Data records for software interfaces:

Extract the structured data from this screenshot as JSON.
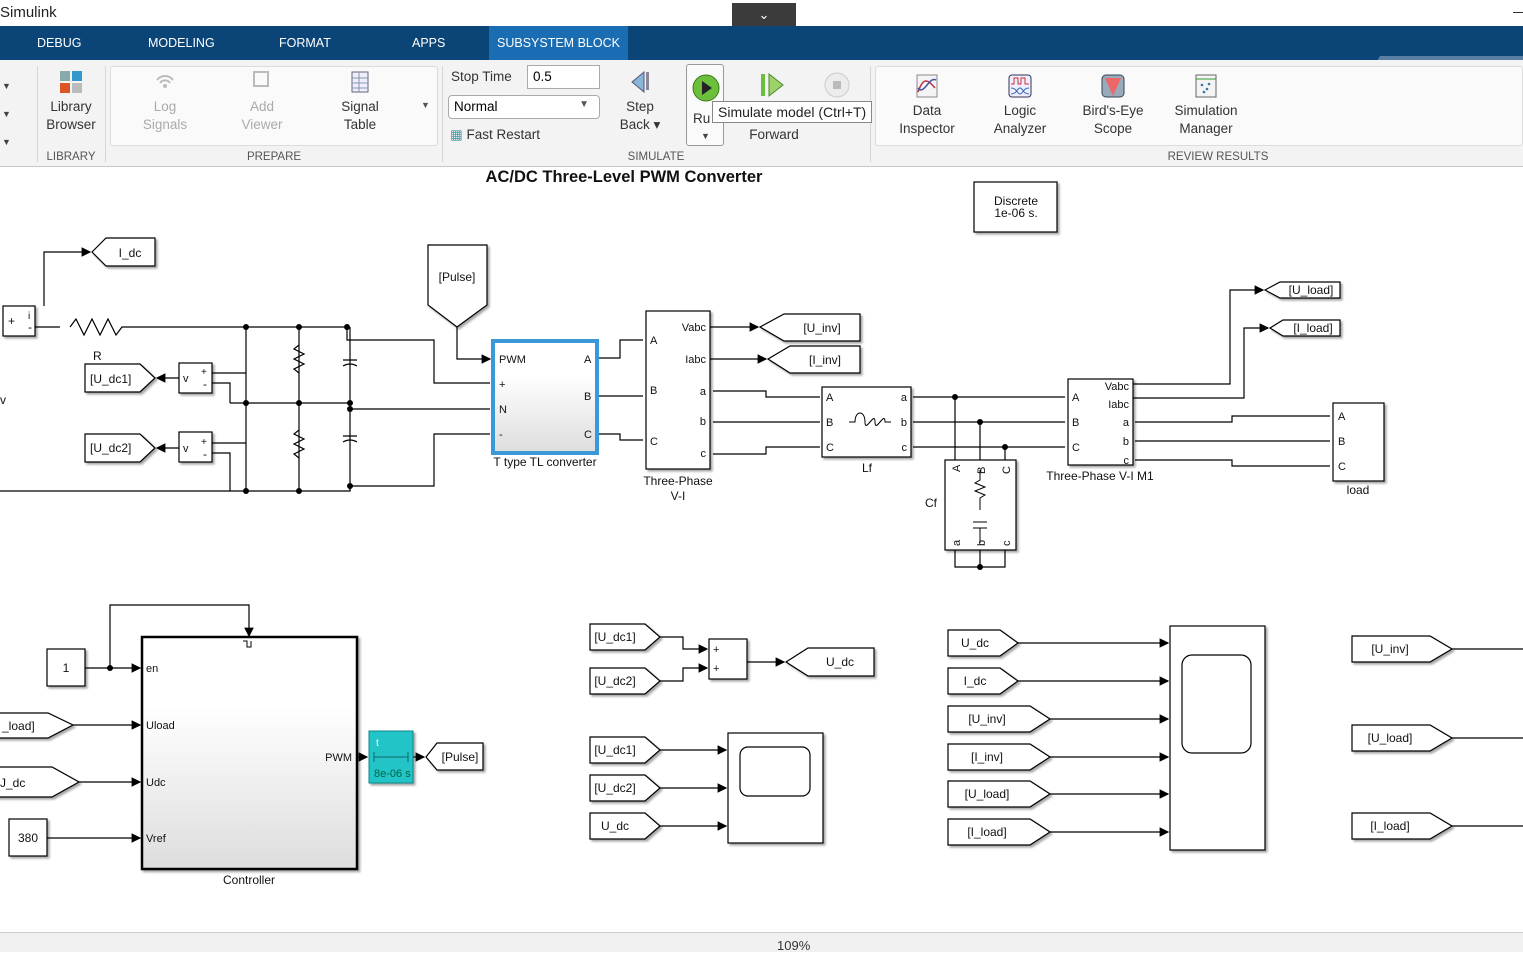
{
  "window": {
    "title": "Simulink",
    "collapse_icon": "chevron-down-icon"
  },
  "tabs": [
    {
      "label": "DEBUG"
    },
    {
      "label": "MODELING"
    },
    {
      "label": "FORMAT"
    },
    {
      "label": "APPS"
    },
    {
      "label": "SUBSYSTEM BLOCK",
      "active": true
    }
  ],
  "quick_access": [
    "save-icon",
    "undo-icon",
    "redo-icon",
    "search-icon",
    "more-icon"
  ],
  "ribbon": {
    "library": {
      "browser": [
        "Library",
        "Browser"
      ],
      "group": "LIBRARY"
    },
    "prepare": {
      "log": [
        "Log",
        "Signals"
      ],
      "add": [
        "Add",
        "Viewer"
      ],
      "table": [
        "Signal",
        "Table"
      ],
      "group": "PREPARE"
    },
    "simulate": {
      "stop_time_label": "Stop Time",
      "stop_time": "0.5",
      "mode": "Normal",
      "fast_restart": "Fast Restart",
      "step_back": [
        "Step",
        "Back"
      ],
      "run": "Ru",
      "step_forward": "Forward",
      "group": "SIMULATE"
    },
    "review": {
      "data": [
        "Data",
        "Inspector"
      ],
      "logic": [
        "Logic",
        "Analyzer"
      ],
      "birds": [
        "Bird's-Eye",
        "Scope"
      ],
      "sim": [
        "Simulation",
        "Manager"
      ],
      "group": "REVIEW RESULTS"
    },
    "tooltip": "Simulate model (Ctrl+T)"
  },
  "diagram": {
    "title": "AC/DC Three-Level PWM Converter",
    "solver": [
      "Discrete",
      "1e-06 s."
    ],
    "tags": {
      "I_dc": "I_dc",
      "U_dc1": "[U_dc1]",
      "U_dc2": "[U_dc2]",
      "Pulse": "[Pulse]",
      "U_inv": "[U_inv]",
      "I_inv": "[I_inv]",
      "U_load": "[U_load]",
      "I_load": "[I_load]",
      "U_dc": "U_dc",
      "U_load_partial": "_load]",
      "U_dc_partial": "J_dc"
    },
    "labels": {
      "R": "R",
      "v": "v",
      "converter": "T type TL converter",
      "vi1": [
        "Three-Phase",
        "V-I"
      ],
      "Lf": "Lf",
      "Cf": "Cf",
      "vi2": "Three-Phase V-I M1",
      "load": "load",
      "controller": "Controller"
    },
    "ports": {
      "pwm": "PWM",
      "plus": "+",
      "minus": "-",
      "N": "N",
      "A": "A",
      "B": "B",
      "C": "C",
      "a": "a",
      "b": "b",
      "c": "c",
      "Vabc": "Vabc",
      "Iabc": "Iabc",
      "i": "i",
      "v": "v",
      "en": "en",
      "Uload": "Uload",
      "Udc": "Udc",
      "Vref": "Vref"
    },
    "constants": {
      "one": "1",
      "vref": "380"
    },
    "zoh": {
      "t": "t",
      "ts": "8e-06 s"
    }
  },
  "status": {
    "zoom": "109%"
  },
  "colors": {
    "tabbar": "#0b4577",
    "active_tab": "#1b6db3",
    "selection": "#3a9ad9",
    "zoh": "#20c4c8"
  }
}
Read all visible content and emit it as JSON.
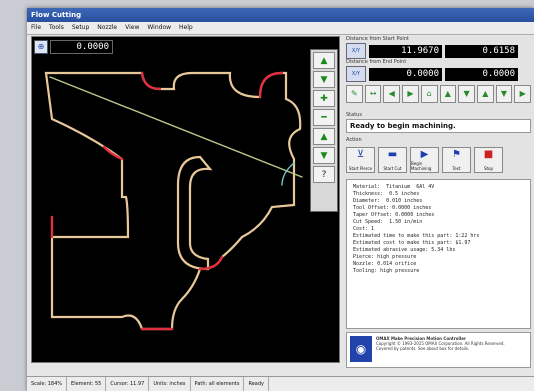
{
  "window": {
    "title": "Flow Cutting"
  },
  "menu": [
    "File",
    "Tools",
    "Setup",
    "Nozzle",
    "View",
    "Window",
    "Help"
  ],
  "canvas": {
    "readout_value": "0.0000"
  },
  "palette": [
    "arrow-up-icon",
    "arrow-down-icon",
    "plus-icon",
    "minus-icon",
    "arrow-up-icon",
    "arrow-down-icon",
    "help-icon"
  ],
  "dro": {
    "caption_1": "Distance from Start Point",
    "row1": {
      "axis": "X/Y",
      "x": "11.9670",
      "y": "0.6158"
    },
    "caption_2": "Distance from End Point",
    "row2": {
      "axis": "X/Y",
      "x": "0.0000",
      "y": "0.0000"
    }
  },
  "status": {
    "label": "Status",
    "text": "Ready to begin machining."
  },
  "actions_label": "Action",
  "actions": [
    "Start Pierce",
    "Start Cut",
    "Begin Machining",
    "Test",
    "Stop"
  ],
  "info_lines": [
    "Material:  Titanium  6Al 4V",
    "Thickness:  0.5 inches",
    "Diameter:  0.010 inches",
    "Tool Offset: 0.0000 inches",
    "Taper Offset: 0.0000 inches",
    "Cut Speed:  1.50 in/min",
    "Cost: 1",
    "",
    "Estimated time to make this part: 1:22 hrs",
    "Estimated cost to make this part: $1.97",
    "Estimated abrasive usage: 5.34 lbs",
    "",
    "Pierce: high pressure",
    "Nozzle: 0.014 orifice",
    "Tooling: high pressure"
  ],
  "about": {
    "title": "OMAX Make Precision Motion Controller",
    "line2": "Copyright © 1993-2015 OMAX Corporation. All Rights Reserved.",
    "line3": "Covered by patents. See about box for details."
  },
  "statusbar": [
    "Scale: 184%",
    "Element: 55",
    "Cursor: 11.97",
    "Units: inches",
    "Path: all elements",
    "Ready"
  ]
}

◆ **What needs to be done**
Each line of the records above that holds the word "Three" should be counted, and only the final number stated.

◆ **Written answer**
3